It’s become common for TV creators to toy with a show’s opening credits, what with series like The Wire and Weeds having previously invited different artists to interpret their respective theme songs. A cursory watch of HBO’s Sharp Objects might lead one to think each episode begins with an entirely different song than the one that came before, but it’s actually operating similarly to the aforementioned shows, just in a much subtler way.
Music supervisor Sue Jacobs revealed in a pair of new interviews with Vulture and Esquire that all eight episodes begin with the same song, just reinterpreted across genres. The song is “Dance And Angela,” a piece from Franz Waxman’s score from the 1951 drama A Place In the Sun, and though we hear the original version in episode one, the subsequent credits have seen it filtered through a number of lenses.
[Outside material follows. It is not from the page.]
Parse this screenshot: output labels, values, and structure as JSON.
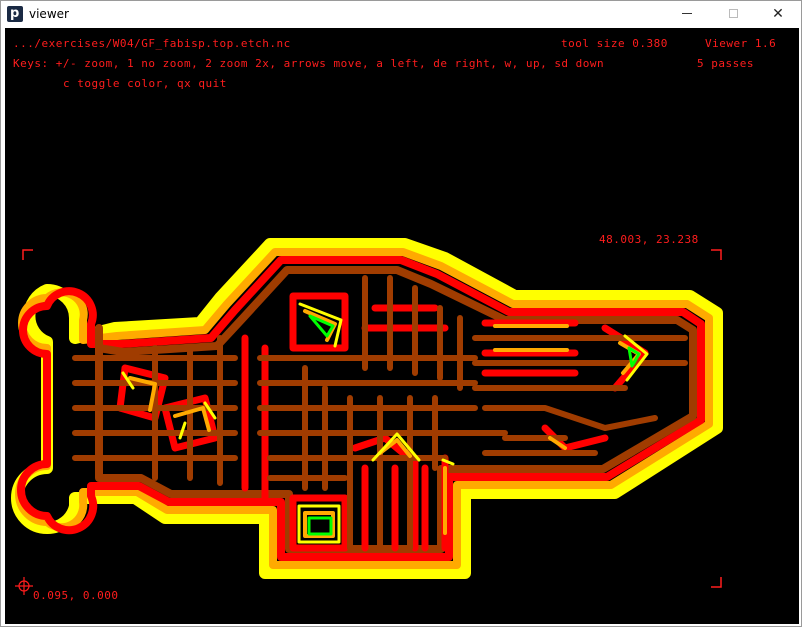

Here’s the original:
Episode two, meanwhile, reimagines the song through an electronic lens.
And episode four brings it into the realm of hip-hop.
Jacobs explains that the decision was made by director Jean-Marc Vallée, and was born from the audiophile obsessions of Alan, the sad, vaguely creepy stepdad character. As Jacobs puts it to Vulture:
For Jean-Marc, title sequences always come late with him. He always starts it with the end. It was the same with Big Little Lies, too. In Big Little Lies, the ocean was the power of the women, and that’s where he wanted to build his main titles from. In Sharp Objects, the one thing that’s very consistent is Alan, who’s always in that record room, playing records all the time and trying to deal with his dead-end marriage. He loves Adora and loves living there, but it’s not a loving relationship. It shows what a painful existence he’s in. So he has his music, and so does Camille. With the titles, we started with Alan’s music and a piece from the score called “Dance and Angela,” which is very much something Alan would put on. We put that through machinations of all the different mirrored textures of music we have in the show. You’ll hear that same melody in solo piano, in solo voice, in hip-hop — really representing the vibrations we have musically throughout these characters. Once you pick up on the melody and play them all back-to-back, you’ll start to hear it’s an interpretation of the same thing.
Elsewhere in the interviews, Jacobs discusses Vallée’s devotion to diegetic sound, as well as how the director was able to convince Led Zeppelin to let them use four songs. “It’s kind of like a music supervisor’s nightmare when directors go, ‘What do you think about Led Zeppelin?’” Jacobs told Esquire. It turns out, though, that the band just really dug Vallée’s vision for the music, which isn’t used to underscore so much as it is augment particular scenes.
The question now is whether we’ll get the Zeppelin version of “Dance And Angela” next episode or in the finale.